We set up the Veterans Field Service Center at the entrance to the main street here, Pacific Ave. The city has a modest but very nice veterans' memorial, an obelisk surmounted with an eagle, and the Vet Center is just across the street.
I was able to do some outreach and pass out some literature, a couple homeless vets stopped by, as well as a retired Army vet who was enjoying a walk with his son.
The Veterans Bldg has been closed for 3 years and is set to reopen December 4th, but we will not be covering that event because we will be further south by then.
I was hasty in blasting the city for having this vacant space unused while dozens of homeless vets make their camps by the river, and suffer all the usual crap at the hands of the police and daily apathy of the civilians. We found out too late about the opening on D4.
Last night I was able to climb to the roof of the building and hoist our flag. I got some crappy phone photos of that bit o' fun. A couple days ago, when we first arrived we handed out some excess food, and reconned the environs, finding a good spot to camp out, and a place to spange for daily sustenance.
At times we find it difficult to divide the labor, as we both have functions, and some times people begin to feel as if they are working "harder" than others, and then resentment boils up, and if folks are not used to working very closely on a mutual project such as this, things get misinterpreted and in the case of last night, I was insensitive to James' need to feel respected and appreciated. Perhaps some of this is coming from the subject themselves. For the classic illustration of this, I point to "what you are hearing is not what I am saying".
We appear to have smoothed things out, and I understand his frustrations, and I am sure he understands the difficulty of pulling this mission together on the fly, and the stresses that I feel having initiated the journey.

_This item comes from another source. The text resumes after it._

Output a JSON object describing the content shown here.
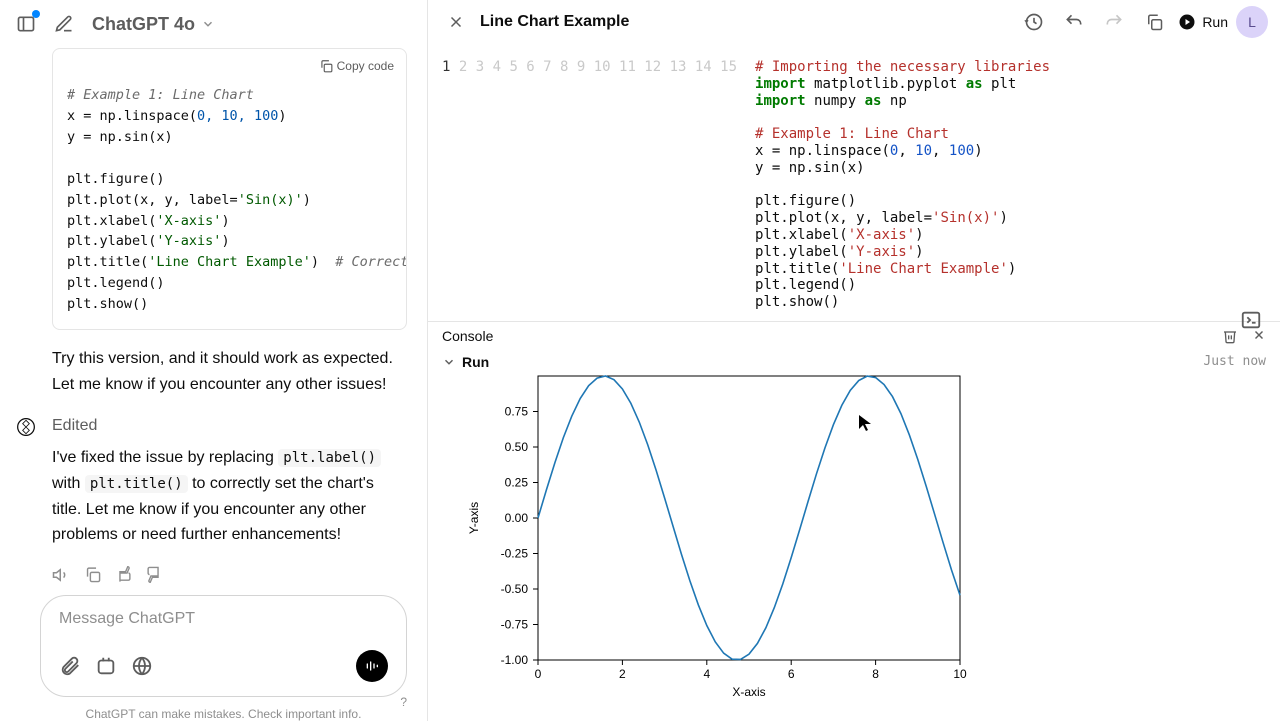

And having to keep pressing on, despite the severity of our condition